Graduation Year


Document Type




Degree Granting Department

Chemical Engineering

Major Professor

Norma A. Alcantar, Ph.D.

Committee Member

Babu Joseph, Ph.D.

Committee Member

Thomas Pichler, Ph.D.

Committee Member

Ryan Toomey, Ph.D.

Committee Member

Maya A. Trotz, Ph.D.

Committee Member

Daniel H. Yeh, Ph.D.


Opuntia ficus-indica, FTIR, Pectin, Arsenic Removal, Groundwater Contamination, Water Remediation


Natural contamination of groundwater by arsenic (As) has become a critical public health threat in many parts of the world. The well-known regions associated with As contamination of groundwater are Bangladesh and West Bengal, India where approximately 100 million people are exposed to high levels of arsenic by drinking arsenic-contaminated groundwater and about 35 million are already affected. Long-term drinking of arsenic-contaminated water leads to arsenicosis, which is characterized by cancers of the skin, organ disease and certain other types of cancer. Affected developing communities are at higher risk because they may not have access to conventional water treatment facilities. This problem has focused research efforts on providing accessible arsenic removal technologies. In this study, cactus mucilage, an extract from the Opuntia ficus-indica (also known as Nopal and Prickly Pear cactus), is investigated as a natural agent for As removal from water. Cactus mucilage is a natural hydrocolloid with known flocculant abilities and a demonstrated interaction with As. Two mucilage fractions were extracted - a gelling extract (GE) and a non-gelling extract (NE). Two As removal systems were studied: the cactus mucilage acting alone and a hybrid mucilage and iron treatment system. The mechanism of action of the mucilage's interaction with arsenic was also studied. Batch experiments were used to study the arsenic removal systems. Total As was determined with Hydride Generation - Atomic Fluorescence Spectroscopy (HGAFS) and Inductively Coupled Plasma - Mass Spectroscopy (ICPMS). In the hybrid system, iron (Fe) was also determined by ICP-MS. Total Organic Carbon (TOC) analysis was used to determine mucilage concentration. Attenuated Total Reflectance - Fourier Transform Infrared Spectroscopy (ATR-FTIR) and Ultraviolet-Visible Spectroscopy (UVVIS) were used to study the molecular composition. Additionally, the mucilage was characterized by Transmission Electron Microscopy (TEM) for physical morphology and by Laser-induced Breakdown Spectroscopy (LIBS) and High Performance Liquid Chromatography (HPLC) for inorganics and sugars composition.

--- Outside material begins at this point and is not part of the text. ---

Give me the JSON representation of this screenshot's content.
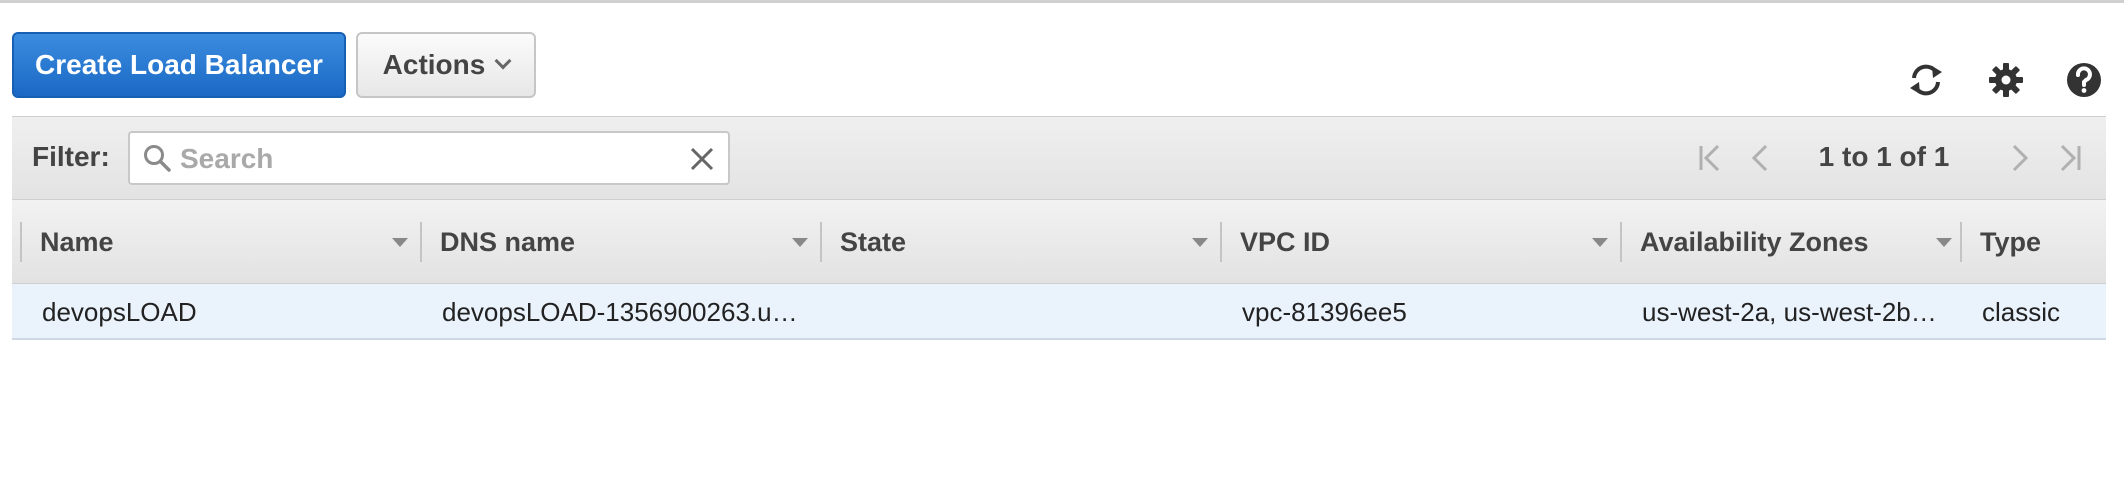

Both cactus extracts showed an interaction with As by binding and transporting As to the air-water interface of the treatment container, with GE and NE causing a 14% and 9% respective increase in As concentration at the air-water interface. TOC analysis showed that the mucilage migrated to the top of the treatment container but also settled on the bottom. This interaction with As was shown to be pH dependent - optimal performance was at pH 5.5 and 9. The mucilage interaction with As was also dependent on the ionic strength of the solution. ATR-FTIR showed the role of the carboxyl functional group as the binding site for the As(V). The hybrid iron-mucilage treatment system was studied in order to capitalize on the strong affinity of iron for As, as well as to exploit the flocculant properties of the mucilage. Mucilage was successfully applied as a coagulant aid in the removal of As by Fe(III) salt, achieving between 75% to 96% As removal. The process depended on the hydrolysis of the Fe(III) salt to form iron hydroxides and oxyhydroxides, which reacted with and adsorbed the dissolved As(V). The iron arsenate colloidal precipitate which formed was then adsorbed onto the mucilage surface forming larger, heavier, denser flocs. The As removal increased with increasing mucilage concentration reaching a maximum at 100 mg/L GE. Increasing Fe(III) concentration increased the As removal reaching an optimum concentration at 40 mg/L Fe. The As removal had rapid kinetics, achieving visual separation within 10 minutes and completing the majority of the removal within 30 minutes. These results are important because they demonstrate that the mucilage is the versatile basis for an As removal treatment, being able to interact as a complexant for the arsenic as well as an effective coagulant aid for iron arsenate precipitation.